It’s been days since Hurricane Sandy hit, but we’re still feeling the effects of it, here in NYC. Downtown Manhattan and many other neighborhoods are still dark. Mal and Peter and lots of my friends and co-workers are still without power and hot water. And, very tragically, one of the storm’s victims was a friend of the family and another was a friend’s former classmate—which has made this event all the more sad.
As for me, I was definitely one of the lucky ones. Sure, I wasВ cooped up in my apartmentВ for a few days, trying not to go stir crazy. But I never lost power, hot water, cell phone service or the internet—so I really have nothing to complain about.
Throughout all this, I was touched by the ways New Yorkers helped each other out—like in the photo below. I heard many stories of friends who opened their apartments to others and offered showers, dinner, flashlights and electricity to those who’ve been going without.
I had a moment of my own yesterday, when a stranger’s words made my day and helped me forget my hurricane-related stress. Since buses were running in Manhattan, I felt that I had to go to work, despite the fact that I live way uptown on the west side, not anywhere near my midtown east office. Plus, I wanted to get out of my apartment. So in the morning, I boarded a bus and hoped for the best.
I walked into my office 4 hours later.
Traffic was insane. I stood for hours and listened to episodes of “This American Life” as the bus crawled through Harlem; we spent more than an hour going from west to east on 110th Street, alone. At 86th and 5th, I finally gave up and walked the home stretch to 50th and 3rd.

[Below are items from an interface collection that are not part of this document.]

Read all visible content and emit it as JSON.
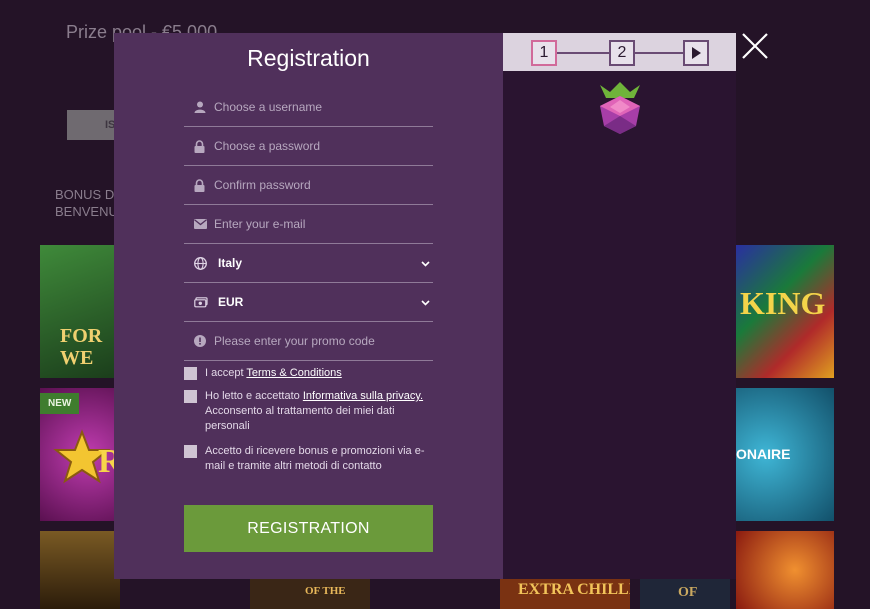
{
  "background": {
    "prize_pool": "Prize pool - €5 000",
    "button_label": "IS",
    "bonus_line1": "BONUS D",
    "bonus_line2": "BENVENU",
    "tiles": [
      {
        "caption": "FOR\nWE",
        "color": "#2e6a2c"
      },
      {
        "caption": "R",
        "color": "#7a1a66",
        "badge": "NEW"
      },
      {
        "caption": "",
        "color": "#6a4a1c"
      },
      {
        "caption": "OF THE",
        "color": "#3a2a1a"
      },
      {
        "caption": "EXTRA CHILLI",
        "color": "#6a2a10"
      },
      {
        "caption": "OF",
        "color": "#20283a"
      },
      {
        "caption": "KING",
        "color": "#2a2a6a"
      },
      {
        "caption": "ONAIRE",
        "color": "#1f6a8a"
      },
      {
        "caption": "",
        "color": "#a0361a"
      }
    ]
  },
  "modal": {
    "title": "Registration",
    "fields": {
      "username": {
        "placeholder": "Choose a username",
        "icon": "user-icon"
      },
      "password": {
        "placeholder": "Choose a password",
        "icon": "lock-icon"
      },
      "confirm": {
        "placeholder": "Confirm password",
        "icon": "lock-icon"
      },
      "email": {
        "placeholder": "Enter your e-mail",
        "icon": "envelope-icon"
      },
      "country": {
        "value": "Italy",
        "icon": "globe-icon"
      },
      "currency": {
        "value": "EUR",
        "icon": "money-icon"
      },
      "promo": {
        "placeholder": "Please enter your promo code",
        "icon": "info-icon"
      }
    },
    "checks": {
      "terms_prefix": "I accept",
      "terms_link": "Terms & Conditions",
      "privacy_prefix": "Ho letto e accettato",
      "privacy_link": "Informativa sulla privacy.",
      "privacy_rest": "Acconsento al trattamento dei miei dati personali",
      "marketing": "Accetto di ricevere bonus e promozioni via e-mail e tramite altri metodi di contatto"
    },
    "submit_label": "REGISTRATION",
    "stepper": {
      "step1": "1",
      "step2": "2"
    },
    "colors": {
      "panel": "#50305b",
      "accent_green": "#6b9a3b",
      "logo_pink": "#d8389a"
    }
  }
}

I was fried from that commute. The thought of having the same experience going home was so daunting that I decided to go to ballet and head back late, after rush hour was over. It turned out to be a good plan. At 10:30 p.m., I was tired, hungry and worried about how long it would take to go the 130 blocks home, but I managed to squeeze onto a packed bus. The driver was super-nice and, at every stop, implored everyone to move back so he wouldn’t have to “leave any New Yorker behind.” At one point, I scored a coveted seat, but then gave it up when I saw an older gentleman and his female companion get on.
While I stood next to their seats, the woman turned to me and said, “I would be happy to take your bag on my lap. It looks so heavy!” And then, when she saw that it was full of ballet stuff, she asked if I was a dancer at the Met.
I declined her offer but was so touched by her kindness (not to mention flattered that I’d been mistaken for a professional ballet dancer) that I was smiling for the rest of my trip home—which included waiting in the cold for another bus, dealing with a very not-nice driver who cursed at every rider who got on, unexpectedly being dropped off at 135th Street when that driver decided he was done for the night, waiting for another bus, then finally giving up and hailing a gypsy cab that almost got into a fight with another gypsy cab who bumped our car.
It’s amazing how powerful a few unexpected, kind words are.
How have you weathered the storm? I hope you stayed safe and dry. And if you were affected, my thoughts are with you.